Start of Excerpted data
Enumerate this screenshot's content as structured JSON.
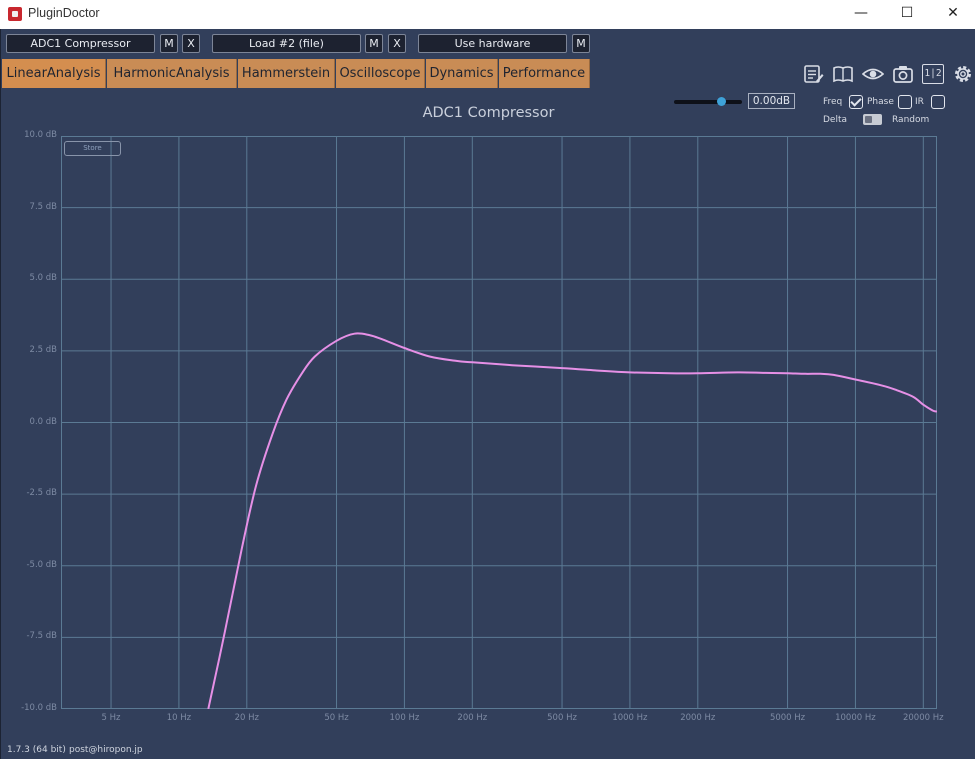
{
  "window": {
    "title": "PluginDoctor",
    "minimize": "—",
    "maximize": "☐",
    "close": "✕"
  },
  "toolbar": {
    "plugin_slot": "ADC1 Compressor",
    "plugin_m": "M",
    "plugin_x": "X",
    "load_slot": "Load #2 (file)",
    "load_m": "M",
    "load_x": "X",
    "hardware": "Use hardware",
    "hardware_m": "M"
  },
  "tabs": [
    {
      "label": "LinearAnalysis",
      "active": true
    },
    {
      "label": "HarmonicAnalysis",
      "active": false
    },
    {
      "label": "Hammerstein",
      "active": false
    },
    {
      "label": "Oscilloscope",
      "active": false
    },
    {
      "label": "Dynamics",
      "active": false
    },
    {
      "label": "Performance",
      "active": false
    }
  ],
  "tool_icons": [
    "notes-icon",
    "book-icon",
    "eye-icon",
    "camera-icon",
    "compare-icon",
    "gear-icon"
  ],
  "tool_icon_texts": {
    "compare": "1|2"
  },
  "controls": {
    "level_value": "0.00dB",
    "level_fraction": 0.65,
    "freq_label": "Freq",
    "freq_checked": true,
    "phase_label": "Phase",
    "phase_checked": false,
    "ir_label": "IR",
    "ir_checked": false,
    "delta_label": "Delta",
    "random_label": "Random",
    "random_on": false
  },
  "plot": {
    "store_label": "Store"
  },
  "footer": {
    "version": "1.7.3 (64 bit)",
    "contact": "post@hiropon.jp"
  },
  "colors": {
    "background": "#323f5b",
    "grid": "#5b7a94",
    "curve": "#e690e6",
    "tab": "#c98c55"
  },
  "chart_data": {
    "type": "line",
    "title": "ADC1 Compressor",
    "x_scale": "log",
    "xlim": [
      3,
      23000
    ],
    "ylim": [
      -10,
      10
    ],
    "x_ticks": [
      5,
      10,
      20,
      50,
      100,
      200,
      500,
      1000,
      2000,
      5000,
      10000,
      20000
    ],
    "x_tick_labels": [
      "5 Hz",
      "10 Hz",
      "20 Hz",
      "50 Hz",
      "100 Hz",
      "200 Hz",
      "500 Hz",
      "1000 Hz",
      "2000 Hz",
      "5000 Hz",
      "10000 Hz",
      "20000 Hz"
    ],
    "y_ticks": [
      10,
      7.5,
      5,
      2.5,
      0,
      -2.5,
      -5,
      -7.5,
      -10
    ],
    "y_tick_labels": [
      "10.0 dB",
      "7.5 dB",
      "5.0 dB",
      "2.5 dB",
      "0.0 dB",
      "-2.5 dB",
      "-5.0 dB",
      "-7.5 dB",
      "-10.0 dB"
    ],
    "grid": true,
    "series": [
      {
        "x": [
          13.5,
          16,
          19,
          22,
          26,
          30,
          35,
          40,
          50,
          60,
          70,
          80,
          100,
          130,
          170,
          200,
          300,
          500,
          700,
          1000,
          1500,
          2000,
          3000,
          4000,
          5000,
          6000,
          7000,
          8000,
          10000,
          13000,
          15000,
          18000,
          20000,
          22000,
          23000
        ],
        "y": [
          -10,
          -7.3,
          -4.4,
          -2.2,
          -0.4,
          0.8,
          1.7,
          2.3,
          2.85,
          3.1,
          3.05,
          2.9,
          2.6,
          2.3,
          2.15,
          2.1,
          2.0,
          1.9,
          1.82,
          1.75,
          1.72,
          1.72,
          1.75,
          1.73,
          1.72,
          1.7,
          1.7,
          1.66,
          1.5,
          1.3,
          1.15,
          0.9,
          0.62,
          0.42,
          0.38
        ]
      }
    ]
  }
}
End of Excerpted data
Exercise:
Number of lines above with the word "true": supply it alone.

Task result:
3